But buildings needn’t be ancient or Victorian to have a ghost story attached to them.
Graeme was told of one inexplicable encounter by a colleague who lived in Cattofield Place.
He said: “She was getting annoyed by this hammering on her door which was very loud in the evening. She used assumed it was kids and ran to the door or the window to look out but whoever it was had gone.
“This happened a number of times to the point where she was sitting at the window waiting for it because she thought kids were winding her up. It happened one night as she looked out and there was nothing there.
House blew up
“She got chatting to one of her neighbours who had lived there for years since the war. She explained her house had been badly damaged in the big bombing raid of 1943. She said an Air Raid Warden had been round there knocking on people’s doors trying to get them out, when the house blew up and killed him.”

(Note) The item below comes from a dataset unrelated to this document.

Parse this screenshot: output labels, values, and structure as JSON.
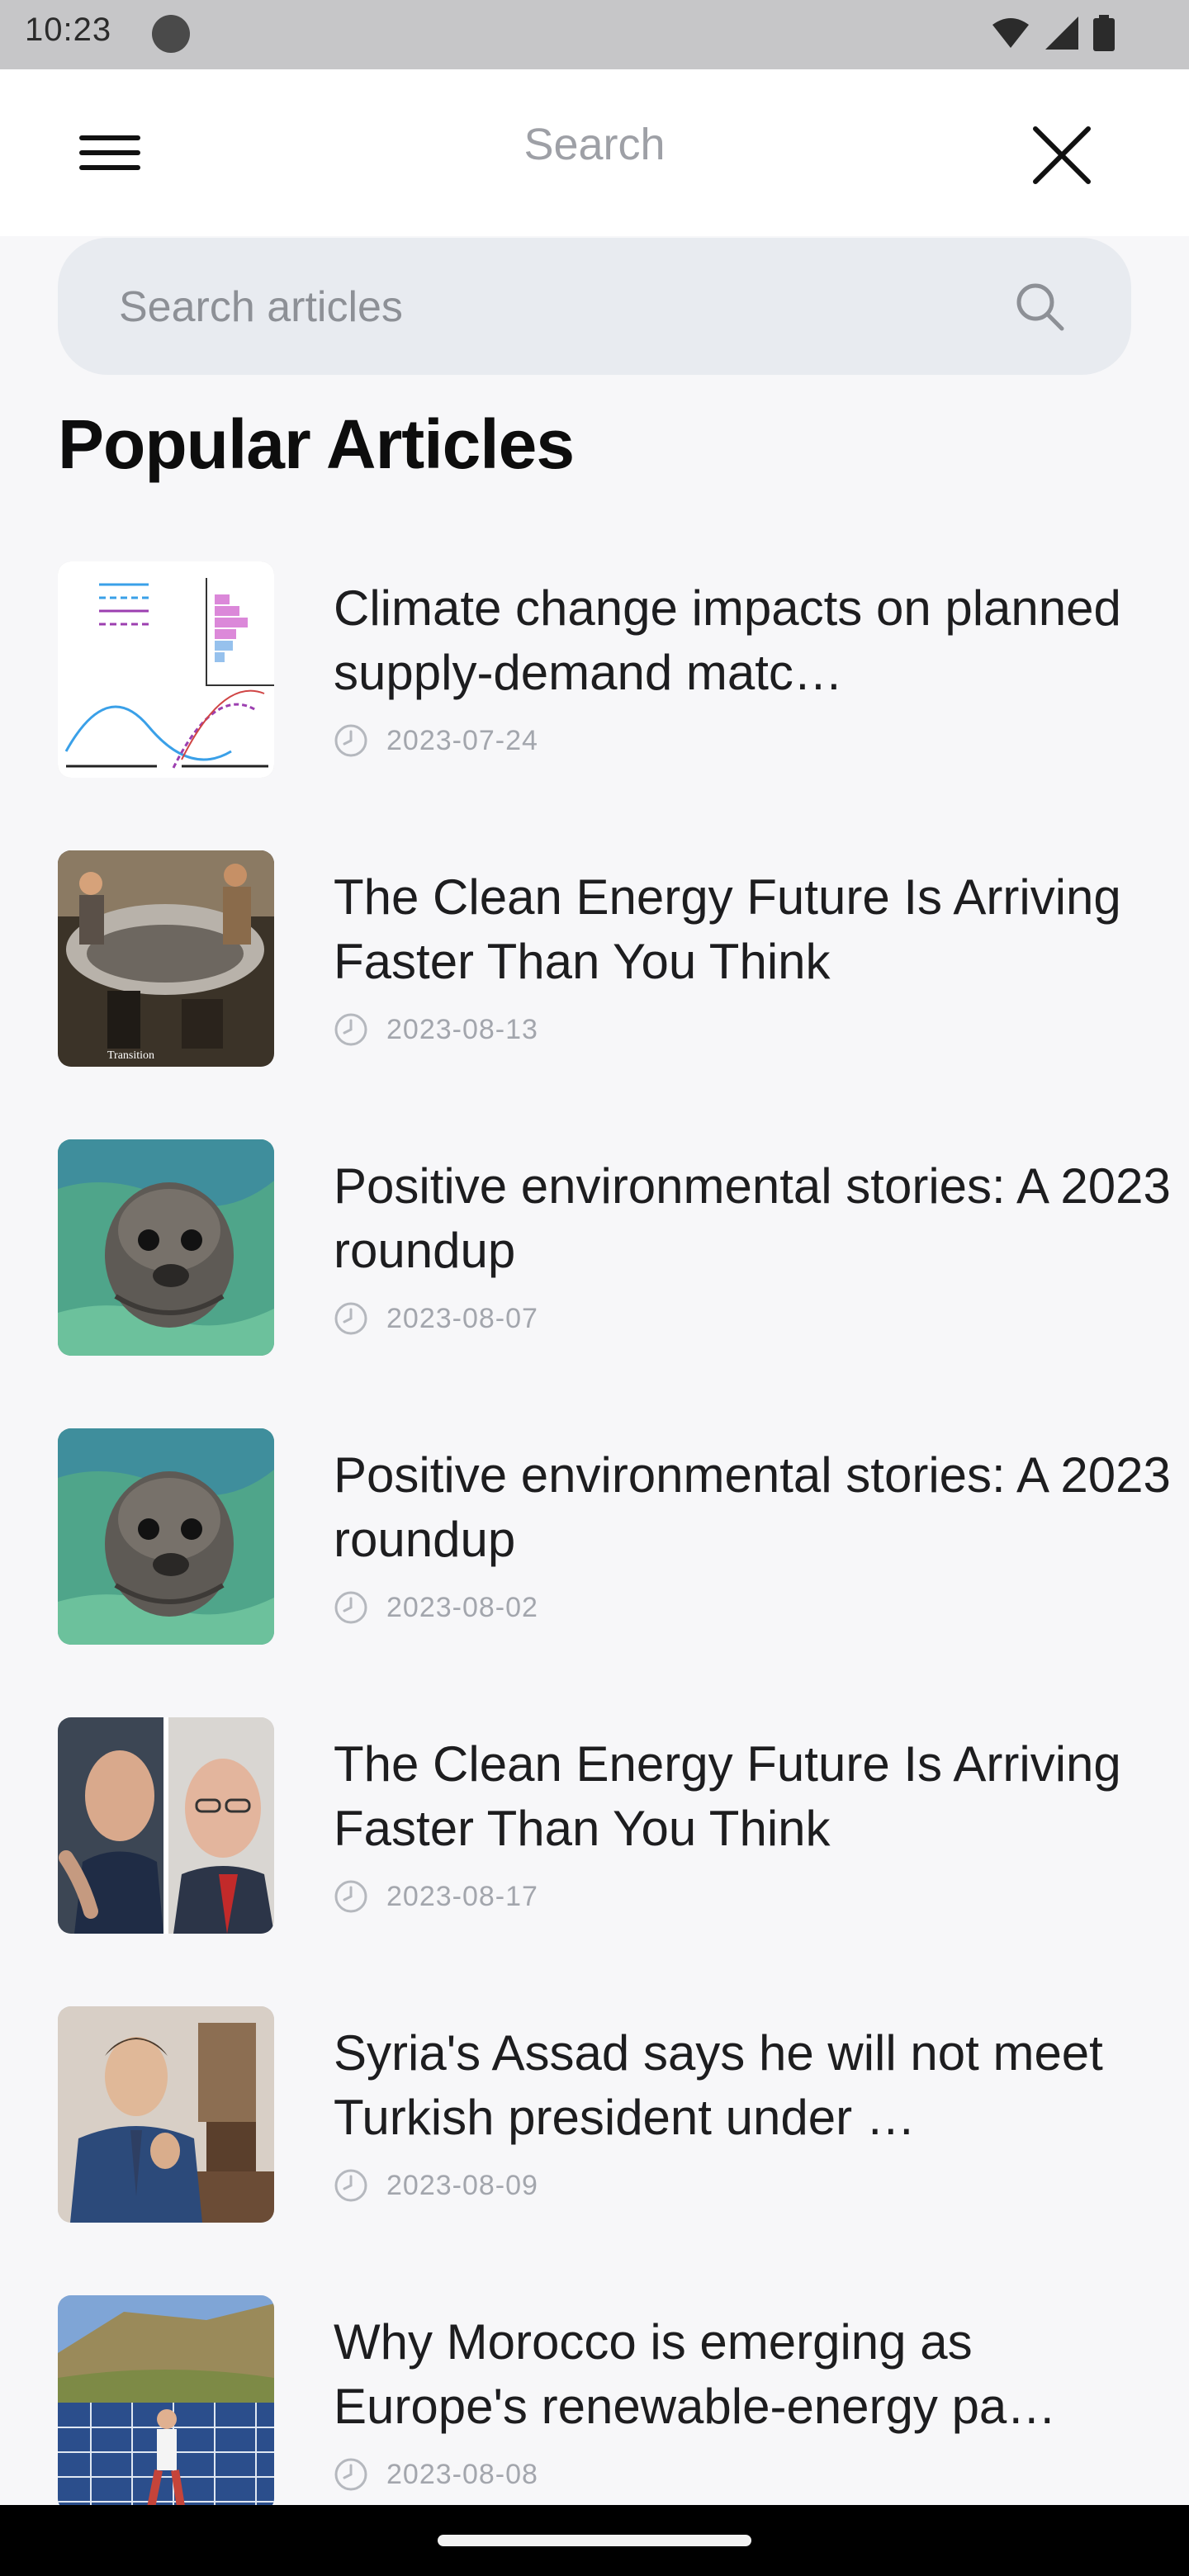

Some instances of supernatural stories have their roots in the city’s long forgotten past.
Commerce Street stands next to the city’s old Heading Hill, where people were executed by beheading and many witches were burned at the stake, said Graeme.
“I was talking to a lady who stayed there but she packed it in because of the sound of Latin chanting which used to come out of nowhere in her flat, just a disembodied voice. They were making all sorts of wild excuses, like it was a taxi driver’s radio being picked up by their stereo but it happened when the stereo was off,” said Graeme, adding the last rites would have been given in Latin in days gone by.
“She was telling me all this on a tour I was doing and one guy looked really shocked. He said he stayed at a flat next door and the strangest things used to happen. He was ironing a shirt, the phone rang and he went to get it. When he came back the shirt had vanished.
“He was left scratching his head but just forgot about it, until he was changing a fuse six months later. When he opened the fuse box, scrunched up at the bottom was his white shirt.
“He would wake up in the morning and someone had opened his cigarettes and made shapes with them on the floor. He said there was just something weird about that area.”
Graeme said he first got interested in the supernatural after a “weird” experience while in a house in Dunfermline in his early 20s.
“I actually got pulled across the floor by something in the middle of the night while I was sleeping, which at the time was quite terrifying. I laugh about it now, because it was 30 odd years ago, but that was what got me thinking maybe there is something to this,” he said.
Graeme is also aware that many people are dismissive of the whole idea of ghosts and the supernatural.
He said: “It’s difficult to persuade somebody unless they have had an experience. A lot of people never will have an experience, but some people do and it changes their life.
“I don’t buy into everything. I am quite cynical in some respects and I like to do the research to find out if somewhere could possibly be haunted. You can discount things quite easily, but there is unexplainable stuff, which is the fascinating bit.”
Graeme is now putting the finishing touches to Aberdeen’s Haunted Heritage and hopes to find a publisher soon. In the meantime, he says would like to hear from anyone who may have a ghost story to share. He can be contacted through the Facebook Page for Haunted North at www.facebook.com/GraemeMilnesHauntedNorth